* [Exercise directions]:
Tally the lines in the data below in which the word "user" occurs, then give only the total.
[Entries shown — start]
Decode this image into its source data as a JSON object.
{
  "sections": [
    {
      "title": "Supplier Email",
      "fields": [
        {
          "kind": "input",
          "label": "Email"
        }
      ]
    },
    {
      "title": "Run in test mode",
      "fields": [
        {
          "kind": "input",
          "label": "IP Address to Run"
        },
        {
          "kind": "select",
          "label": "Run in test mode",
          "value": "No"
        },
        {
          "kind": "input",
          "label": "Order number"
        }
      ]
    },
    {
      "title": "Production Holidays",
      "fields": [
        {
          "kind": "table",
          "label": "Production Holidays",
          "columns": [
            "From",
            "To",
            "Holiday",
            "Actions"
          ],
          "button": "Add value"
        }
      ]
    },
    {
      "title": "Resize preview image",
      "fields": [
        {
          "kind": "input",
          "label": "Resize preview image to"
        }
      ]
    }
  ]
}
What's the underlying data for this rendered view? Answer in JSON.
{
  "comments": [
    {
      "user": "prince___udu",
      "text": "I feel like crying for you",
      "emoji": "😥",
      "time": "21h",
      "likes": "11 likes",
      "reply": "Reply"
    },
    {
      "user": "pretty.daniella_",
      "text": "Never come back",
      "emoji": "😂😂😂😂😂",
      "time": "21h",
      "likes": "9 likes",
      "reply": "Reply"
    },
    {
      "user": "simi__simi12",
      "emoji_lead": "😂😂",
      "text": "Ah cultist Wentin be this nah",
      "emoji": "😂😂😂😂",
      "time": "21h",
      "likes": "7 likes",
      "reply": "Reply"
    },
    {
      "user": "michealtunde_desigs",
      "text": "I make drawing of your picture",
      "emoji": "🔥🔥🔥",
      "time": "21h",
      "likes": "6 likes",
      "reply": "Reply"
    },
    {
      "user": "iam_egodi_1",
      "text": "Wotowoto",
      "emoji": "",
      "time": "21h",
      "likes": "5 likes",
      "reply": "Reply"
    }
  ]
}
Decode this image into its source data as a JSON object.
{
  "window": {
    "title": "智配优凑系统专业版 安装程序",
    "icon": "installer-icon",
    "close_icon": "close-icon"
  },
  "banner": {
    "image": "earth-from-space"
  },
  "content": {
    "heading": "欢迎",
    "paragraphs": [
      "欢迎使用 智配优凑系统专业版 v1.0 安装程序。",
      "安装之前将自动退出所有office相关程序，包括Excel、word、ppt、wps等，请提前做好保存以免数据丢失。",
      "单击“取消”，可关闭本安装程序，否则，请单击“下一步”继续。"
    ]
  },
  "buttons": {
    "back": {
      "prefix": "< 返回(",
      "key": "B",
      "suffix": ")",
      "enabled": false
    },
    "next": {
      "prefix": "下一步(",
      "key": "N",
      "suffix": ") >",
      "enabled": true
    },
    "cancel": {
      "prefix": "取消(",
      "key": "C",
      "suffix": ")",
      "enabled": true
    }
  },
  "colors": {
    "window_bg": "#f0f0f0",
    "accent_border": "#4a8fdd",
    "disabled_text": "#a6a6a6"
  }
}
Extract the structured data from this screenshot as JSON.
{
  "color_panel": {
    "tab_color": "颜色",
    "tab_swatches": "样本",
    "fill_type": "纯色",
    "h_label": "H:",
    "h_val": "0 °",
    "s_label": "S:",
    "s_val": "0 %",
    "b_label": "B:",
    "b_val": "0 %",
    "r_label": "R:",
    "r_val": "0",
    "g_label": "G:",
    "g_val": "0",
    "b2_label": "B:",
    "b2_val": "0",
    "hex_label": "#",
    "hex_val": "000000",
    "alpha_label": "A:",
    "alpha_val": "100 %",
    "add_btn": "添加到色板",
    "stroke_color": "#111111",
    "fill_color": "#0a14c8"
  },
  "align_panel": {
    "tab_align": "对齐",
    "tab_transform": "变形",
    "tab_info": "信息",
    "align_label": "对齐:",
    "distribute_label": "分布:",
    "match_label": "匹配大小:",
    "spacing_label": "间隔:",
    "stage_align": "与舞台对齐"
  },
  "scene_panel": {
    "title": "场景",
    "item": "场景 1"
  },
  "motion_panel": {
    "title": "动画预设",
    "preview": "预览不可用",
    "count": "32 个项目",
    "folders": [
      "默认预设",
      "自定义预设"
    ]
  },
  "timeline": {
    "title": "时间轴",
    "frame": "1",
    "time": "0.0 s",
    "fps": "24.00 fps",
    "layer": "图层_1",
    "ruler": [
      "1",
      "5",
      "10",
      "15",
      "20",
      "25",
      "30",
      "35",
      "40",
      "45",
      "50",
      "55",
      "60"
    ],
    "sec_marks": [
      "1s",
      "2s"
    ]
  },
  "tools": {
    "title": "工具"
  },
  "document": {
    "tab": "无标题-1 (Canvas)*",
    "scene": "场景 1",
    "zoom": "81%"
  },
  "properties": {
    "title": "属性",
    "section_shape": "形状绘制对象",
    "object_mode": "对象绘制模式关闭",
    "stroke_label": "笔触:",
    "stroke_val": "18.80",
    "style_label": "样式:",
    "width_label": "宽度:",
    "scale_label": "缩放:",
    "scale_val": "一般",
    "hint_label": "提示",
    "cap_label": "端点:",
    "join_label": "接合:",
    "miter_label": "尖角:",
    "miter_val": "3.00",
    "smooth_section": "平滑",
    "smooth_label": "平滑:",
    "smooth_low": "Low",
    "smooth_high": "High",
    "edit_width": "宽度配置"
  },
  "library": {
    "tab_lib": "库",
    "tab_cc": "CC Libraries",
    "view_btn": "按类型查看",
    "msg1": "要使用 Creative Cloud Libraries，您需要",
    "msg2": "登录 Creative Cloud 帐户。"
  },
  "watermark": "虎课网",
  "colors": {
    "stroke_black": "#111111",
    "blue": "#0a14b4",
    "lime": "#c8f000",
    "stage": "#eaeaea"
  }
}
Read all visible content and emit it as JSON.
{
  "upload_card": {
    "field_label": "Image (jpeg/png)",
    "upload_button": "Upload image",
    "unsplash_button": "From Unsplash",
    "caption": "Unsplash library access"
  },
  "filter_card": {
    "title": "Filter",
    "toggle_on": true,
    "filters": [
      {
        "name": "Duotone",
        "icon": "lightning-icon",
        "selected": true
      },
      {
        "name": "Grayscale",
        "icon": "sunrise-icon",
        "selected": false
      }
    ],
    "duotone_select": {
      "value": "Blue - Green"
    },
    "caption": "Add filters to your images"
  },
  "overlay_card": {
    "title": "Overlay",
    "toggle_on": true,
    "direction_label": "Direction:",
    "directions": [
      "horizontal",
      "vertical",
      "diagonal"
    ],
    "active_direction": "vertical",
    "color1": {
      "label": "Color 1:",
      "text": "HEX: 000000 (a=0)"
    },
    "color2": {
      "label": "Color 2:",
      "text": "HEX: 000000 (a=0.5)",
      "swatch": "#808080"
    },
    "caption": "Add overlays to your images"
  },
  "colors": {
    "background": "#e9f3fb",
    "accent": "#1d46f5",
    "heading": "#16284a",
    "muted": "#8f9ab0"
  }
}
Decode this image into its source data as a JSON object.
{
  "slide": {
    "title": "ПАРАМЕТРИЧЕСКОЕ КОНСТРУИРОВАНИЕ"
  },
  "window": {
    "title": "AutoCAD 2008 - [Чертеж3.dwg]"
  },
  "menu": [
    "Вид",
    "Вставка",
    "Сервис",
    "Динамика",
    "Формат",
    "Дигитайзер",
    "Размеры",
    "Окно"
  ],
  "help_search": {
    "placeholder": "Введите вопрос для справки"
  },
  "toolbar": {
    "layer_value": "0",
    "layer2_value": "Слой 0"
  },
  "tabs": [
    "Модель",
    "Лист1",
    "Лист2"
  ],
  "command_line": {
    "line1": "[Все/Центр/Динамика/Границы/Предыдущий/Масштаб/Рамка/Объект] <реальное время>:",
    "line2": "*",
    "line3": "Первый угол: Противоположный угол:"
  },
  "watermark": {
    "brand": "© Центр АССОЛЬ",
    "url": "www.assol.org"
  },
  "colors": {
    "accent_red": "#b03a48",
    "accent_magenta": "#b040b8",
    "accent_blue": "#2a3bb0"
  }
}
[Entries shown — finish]
* [Exercise response]:
5